====== Given information ======

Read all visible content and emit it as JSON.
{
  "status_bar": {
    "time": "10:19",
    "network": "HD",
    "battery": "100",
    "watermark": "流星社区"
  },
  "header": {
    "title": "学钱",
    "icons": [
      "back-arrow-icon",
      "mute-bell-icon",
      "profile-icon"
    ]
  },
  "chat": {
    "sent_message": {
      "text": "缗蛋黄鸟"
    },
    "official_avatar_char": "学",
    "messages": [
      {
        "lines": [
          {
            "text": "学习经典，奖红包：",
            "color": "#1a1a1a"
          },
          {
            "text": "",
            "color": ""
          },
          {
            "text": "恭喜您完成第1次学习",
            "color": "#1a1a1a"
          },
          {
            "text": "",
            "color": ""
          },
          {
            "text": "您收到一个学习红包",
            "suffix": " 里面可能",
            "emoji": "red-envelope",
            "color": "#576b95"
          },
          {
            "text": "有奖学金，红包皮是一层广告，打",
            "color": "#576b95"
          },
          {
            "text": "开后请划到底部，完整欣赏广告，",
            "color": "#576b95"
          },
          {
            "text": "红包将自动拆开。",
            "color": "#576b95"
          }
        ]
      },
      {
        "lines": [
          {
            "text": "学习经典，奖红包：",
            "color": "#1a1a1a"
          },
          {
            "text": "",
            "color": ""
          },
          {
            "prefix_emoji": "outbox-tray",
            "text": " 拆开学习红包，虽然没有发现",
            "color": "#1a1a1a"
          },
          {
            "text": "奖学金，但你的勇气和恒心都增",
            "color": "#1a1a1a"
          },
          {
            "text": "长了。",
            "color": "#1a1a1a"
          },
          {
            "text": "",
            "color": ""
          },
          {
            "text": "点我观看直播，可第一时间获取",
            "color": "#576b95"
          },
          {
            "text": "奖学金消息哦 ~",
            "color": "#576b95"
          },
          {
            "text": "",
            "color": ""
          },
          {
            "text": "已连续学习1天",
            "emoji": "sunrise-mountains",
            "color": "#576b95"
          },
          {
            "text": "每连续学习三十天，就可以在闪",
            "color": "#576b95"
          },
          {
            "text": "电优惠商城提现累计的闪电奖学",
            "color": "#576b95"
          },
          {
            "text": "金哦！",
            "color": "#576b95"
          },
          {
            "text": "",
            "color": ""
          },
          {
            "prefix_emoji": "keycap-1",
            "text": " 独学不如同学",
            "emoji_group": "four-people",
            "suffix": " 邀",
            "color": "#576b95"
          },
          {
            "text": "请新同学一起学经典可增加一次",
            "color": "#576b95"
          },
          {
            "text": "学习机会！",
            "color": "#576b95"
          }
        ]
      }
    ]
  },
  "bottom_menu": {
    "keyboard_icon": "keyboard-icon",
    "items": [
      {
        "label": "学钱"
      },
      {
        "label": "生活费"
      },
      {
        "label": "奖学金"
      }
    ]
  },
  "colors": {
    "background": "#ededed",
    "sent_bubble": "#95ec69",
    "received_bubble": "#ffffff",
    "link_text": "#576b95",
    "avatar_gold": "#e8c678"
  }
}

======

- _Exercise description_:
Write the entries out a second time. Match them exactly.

- _Output of the exercise_:
Read all visible content and emit it as JSON.
{
  "status_bar": {
    "time": "10:19",
    "network": "HD",
    "battery": "100",
    "watermark": "流星社区"
  },
  "header": {
    "title": "学钱",
    "icons": [
      "back-arrow-icon",
      "mute-bell-icon",
      "profile-icon"
    ]
  },
  "chat": {
    "sent_message": {
      "text": "缗蛋黄鸟"
    },
    "official_avatar_char": "学",
    "messages": [
      {
        "lines": [
          {
            "text": "学习经典，奖红包：",
            "color": "#1a1a1a"
          },
          {
            "text": "",
            "color": ""
          },
          {
            "text": "恭喜您完成第1次学习",
            "color": "#1a1a1a"
          },
          {
            "text": "",
            "color": ""
          },
          {
            "text": "您收到一个学习红包",
            "suffix": " 里面可能",
            "emoji": "red-envelope",
            "color": "#576b95"
          },
          {
            "text": "有奖学金，红包皮是一层广告，打",
            "color": "#576b95"
          },
          {
            "text": "开后请划到底部，完整欣赏广告，",
            "color": "#576b95"
          },
          {
            "text": "红包将自动拆开。",
            "color": "#576b95"
          }
        ]
      },
      {
        "lines": [
          {
            "text": "学习经典，奖红包：",
            "color": "#1a1a1a"
          },
          {
            "text": "",
            "color": ""
          },
          {
            "prefix_emoji": "outbox-tray",
            "text": " 拆开学习红包，虽然没有发现",
            "color": "#1a1a1a"
          },
          {
            "text": "奖学金，但你的勇气和恒心都增",
            "color": "#1a1a1a"
          },
          {
            "text": "长了。",
            "color": "#1a1a1a"
          },
          {
            "text": "",
            "color": ""
          },
          {
            "text": "点我观看直播，可第一时间获取",
            "color": "#576b95"
          },
          {
            "text": "奖学金消息哦 ~",
            "color": "#576b95"
          },
          {
            "text": "",
            "color": ""
          },
          {
            "text": "已连续学习1天",
            "emoji": "sunrise-mountains",
            "color": "#576b95"
          },
          {
            "text": "每连续学习三十天，就可以在闪",
            "color": "#576b95"
          },
          {
            "text": "电优惠商城提现累计的闪电奖学",
            "color": "#576b95"
          },
          {
            "text": "金哦！",
            "color": "#576b95"
          },
          {
            "text": "",
            "color": ""
          },
          {
            "prefix_emoji": "keycap-1",
            "text": " 独学不如同学",
            "emoji_group": "four-people",
            "suffix": " 邀",
            "color": "#576b95"
          },
          {
            "text": "请新同学一起学经典可增加一次",
            "color": "#576b95"
          },
          {
            "text": "学习机会！",
            "color": "#576b95"
          }
        ]
      }
    ]
  },
  "bottom_menu": {
    "keyboard_icon": "keyboard-icon",
    "items": [
      {
        "label": "学钱"
      },
      {
        "label": "生活费"
      },
      {
        "label": "奖学金"
      }
    ]
  },
  "colors": {
    "background": "#ededed",
    "sent_bubble": "#95ec69",
    "received_bubble": "#ffffff",
    "link_text": "#576b95",
    "avatar_gold": "#e8c678"
  }
}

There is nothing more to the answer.